PROBLEM STATEMENT
Each record should be retyped word for word.

ENTRIES SUPPLIED
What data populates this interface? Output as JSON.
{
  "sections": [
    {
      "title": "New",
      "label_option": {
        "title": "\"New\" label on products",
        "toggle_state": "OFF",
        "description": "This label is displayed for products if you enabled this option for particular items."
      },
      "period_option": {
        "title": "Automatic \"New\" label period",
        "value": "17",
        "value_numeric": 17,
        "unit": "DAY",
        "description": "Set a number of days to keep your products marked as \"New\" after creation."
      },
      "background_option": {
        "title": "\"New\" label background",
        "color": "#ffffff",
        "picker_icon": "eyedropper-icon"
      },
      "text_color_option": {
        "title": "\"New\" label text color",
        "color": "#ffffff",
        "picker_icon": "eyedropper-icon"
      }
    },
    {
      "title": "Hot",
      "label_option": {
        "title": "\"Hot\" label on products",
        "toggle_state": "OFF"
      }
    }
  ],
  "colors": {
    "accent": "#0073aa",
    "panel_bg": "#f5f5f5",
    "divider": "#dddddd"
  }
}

RESPONSE TO THIS EXERCISE
What data populates this interface? Output as JSON.
{
  "sections": [
    {
      "title": "New",
      "label_option": {
        "title": "\"New\" label on products",
        "toggle_state": "OFF",
        "description": "This label is displayed for products if you enabled this option for particular items."
      },
      "period_option": {
        "title": "Automatic \"New\" label period",
        "value": "17",
        "value_numeric": 17,
        "unit": "DAY",
        "description": "Set a number of days to keep your products marked as \"New\" after creation."
      },
      "background_option": {
        "title": "\"New\" label background",
        "color": "#ffffff",
        "picker_icon": "eyedropper-icon"
      },
      "text_color_option": {
        "title": "\"New\" label text color",
        "color": "#ffffff",
        "picker_icon": "eyedropper-icon"
      }
    },
    {
      "title": "Hot",
      "label_option": {
        "title": "\"Hot\" label on products",
        "toggle_state": "OFF"
      }
    }
  ],
  "colors": {
    "accent": "#0073aa",
    "panel_bg": "#f5f5f5",
    "divider": "#dddddd"
  }
}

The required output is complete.